◆ **EXERCISE REQUIREMENTS**: For the records that follow, restate each one word for word and leave the images behind.

━━━ EXERCISE INPUT ━━━

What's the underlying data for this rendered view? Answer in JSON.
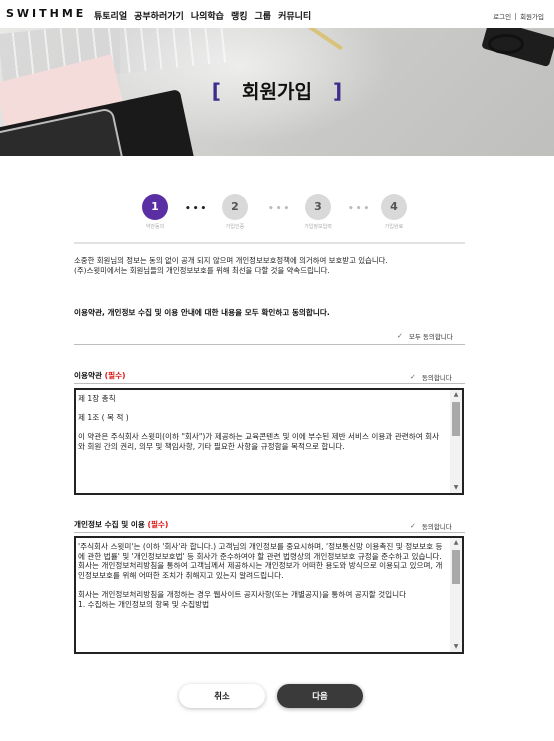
{
  "header": {
    "logo": "SWITHME",
    "nav": [
      "튜토리얼",
      "공부하러가기",
      "나의학습",
      "랭킹",
      "그룹",
      "커뮤니티"
    ],
    "login": "로그인",
    "signup": "회원가입"
  },
  "hero": {
    "title": "회원가입",
    "bracket_left": "[",
    "bracket_right": "]"
  },
  "steps": [
    {
      "number": "1",
      "label": "약관동의"
    },
    {
      "number": "2",
      "label": "가입인증"
    },
    {
      "number": "3",
      "label": "가입정보입력"
    },
    {
      "number": "4",
      "label": "가입완료"
    }
  ],
  "intro": {
    "line1": "소중한 회원님의 정보는 동의 없이 공개 되지 않으며 개인정보보호정책에 의거하여 보호받고 있습니다.",
    "line2": "(주)스윗미에서는 회원님들의 개인정보보호를 위해 최선을 다할 것을 약속드립니다."
  },
  "agree_all": {
    "text": "이용약관, 개인정보 수집 및 이용 안내에 대한 내용을 모두 확인하고 동의합니다.",
    "checkbox_label": "모두 동의합니다"
  },
  "terms": {
    "title": "이용약관",
    "required": "(필수)",
    "checkbox_label": "동의합니다",
    "content": "제 1장 총칙\n\n제 1조 ( 목 적 )\n\n이 약관은 주식회사 스윗미(이하 \"회사\")가 제공하는 교육콘텐츠 및 이에 부수된 제반 서비스 이용과 관련하여 회사와 회원 간의 권리, 의무 및 책임사항, 기타 필요한 사항을 규정함을 목적으로 합니다."
  },
  "privacy": {
    "title": "개인정보 수집 및 이용",
    "required": "(필수)",
    "checkbox_label": "동의합니다",
    "content": "'주식회사 스윗미'는 (이하 '회사'라 합니다.) 고객님의 개인정보를 중요시하며, '정보통신망 이용촉진 및 정보보호 등에 관한 법률' 및 '개인정보보호법' 등 회사가 준수하여야 할 관련 법령상의 개인정보보호 규정을 준수하고 있습니다.\n회사는 개인정보처리방침을 통하여 고객님께서 제공하시는 개인정보가 어떠한 용도와 방식으로 이용되고 있으며, 개인정보보호를 위해 어떠한 조치가 취해지고 있는지 알려드립니다.\n\n회사는 개인정보처리방침을 개정하는 경우 웹사이트 공지사항(또는 개별공지)을 통하여 공지할 것입니다\n1. 수집하는 개인정보의 항목 및 수집방법"
  },
  "buttons": {
    "cancel": "취소",
    "next": "다음"
  },
  "icons": {
    "checkbox": "✓",
    "scroll_up": "▲",
    "scroll_down": "▼"
  },
  "colors": {
    "accent": "#5b2fa4",
    "required": "#dd1111",
    "next_button": "#3a3a3a"
  }
}
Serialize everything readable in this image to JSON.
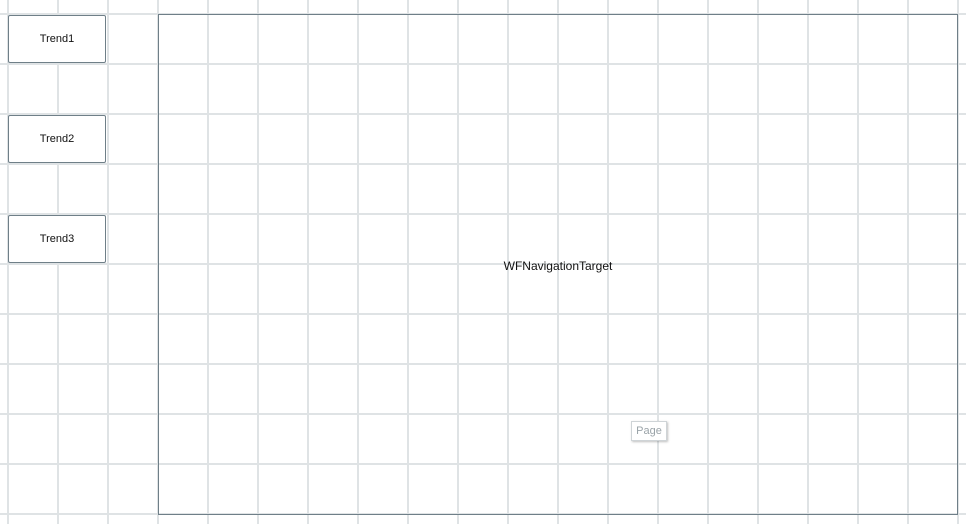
{
  "buttons": [
    {
      "label": "Trend1"
    },
    {
      "label": "Trend2"
    },
    {
      "label": "Trend3"
    }
  ],
  "navigation_target": {
    "label": "WFNavigationTarget",
    "page_chip": "Page"
  },
  "colors": {
    "grid_line": "#dfe3e5",
    "border": "#6f7f88",
    "chip_text": "#9aa3a8"
  }
}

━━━

◆ **SOLUTION FOR THIS EXERCISE**:
What's the underlying data for this rendered view? Answer in JSON.
{
  "header": {
    "logo": "SWITHME",
    "nav": [
      "튜토리얼",
      "공부하러가기",
      "나의학습",
      "랭킹",
      "그룹",
      "커뮤니티"
    ],
    "login": "로그인",
    "signup": "회원가입"
  },
  "hero": {
    "title": "회원가입",
    "bracket_left": "[",
    "bracket_right": "]"
  },
  "steps": [
    {
      "number": "1",
      "label": "약관동의"
    },
    {
      "number": "2",
      "label": "가입인증"
    },
    {
      "number": "3",
      "label": "가입정보입력"
    },
    {
      "number": "4",
      "label": "가입완료"
    }
  ],
  "intro": {
    "line1": "소중한 회원님의 정보는 동의 없이 공개 되지 않으며 개인정보보호정책에 의거하여 보호받고 있습니다.",
    "line2": "(주)스윗미에서는 회원님들의 개인정보보호를 위해 최선을 다할 것을 약속드립니다."
  },
  "agree_all": {
    "text": "이용약관, 개인정보 수집 및 이용 안내에 대한 내용을 모두 확인하고 동의합니다.",
    "checkbox_label": "모두 동의합니다"
  },
  "terms": {
    "title": "이용약관",
    "required": "(필수)",
    "checkbox_label": "동의합니다",
    "content": "제 1장 총칙\n\n제 1조 ( 목 적 )\n\n이 약관은 주식회사 스윗미(이하 \"회사\")가 제공하는 교육콘텐츠 및 이에 부수된 제반 서비스 이용과 관련하여 회사와 회원 간의 권리, 의무 및 책임사항, 기타 필요한 사항을 규정함을 목적으로 합니다."
  },
  "privacy": {
    "title": "개인정보 수집 및 이용",
    "required": "(필수)",
    "checkbox_label": "동의합니다",
    "content": "'주식회사 스윗미'는 (이하 '회사'라 합니다.) 고객님의 개인정보를 중요시하며, '정보통신망 이용촉진 및 정보보호 등에 관한 법률' 및 '개인정보보호법' 등 회사가 준수하여야 할 관련 법령상의 개인정보보호 규정을 준수하고 있습니다.\n회사는 개인정보처리방침을 통하여 고객님께서 제공하시는 개인정보가 어떠한 용도와 방식으로 이용되고 있으며, 개인정보보호를 위해 어떠한 조치가 취해지고 있는지 알려드립니다.\n\n회사는 개인정보처리방침을 개정하는 경우 웹사이트 공지사항(또는 개별공지)을 통하여 공지할 것입니다\n1. 수집하는 개인정보의 항목 및 수집방법"
  },
  "buttons": {
    "cancel": "취소",
    "next": "다음"
  },
  "icons": {
    "checkbox": "✓",
    "scroll_up": "▲",
    "scroll_down": "▼"
  },
  "colors": {
    "accent": "#5b2fa4",
    "required": "#dd1111",
    "next_button": "#3a3a3a"
  }
}
Serialize everything readable in this image to JSON.
{
  "buttons": [
    {
      "label": "Trend1"
    },
    {
      "label": "Trend2"
    },
    {
      "label": "Trend3"
    }
  ],
  "navigation_target": {
    "label": "WFNavigationTarget",
    "page_chip": "Page"
  },
  "colors": {
    "grid_line": "#dfe3e5",
    "border": "#6f7f88",
    "chip_text": "#9aa3a8"
  }
}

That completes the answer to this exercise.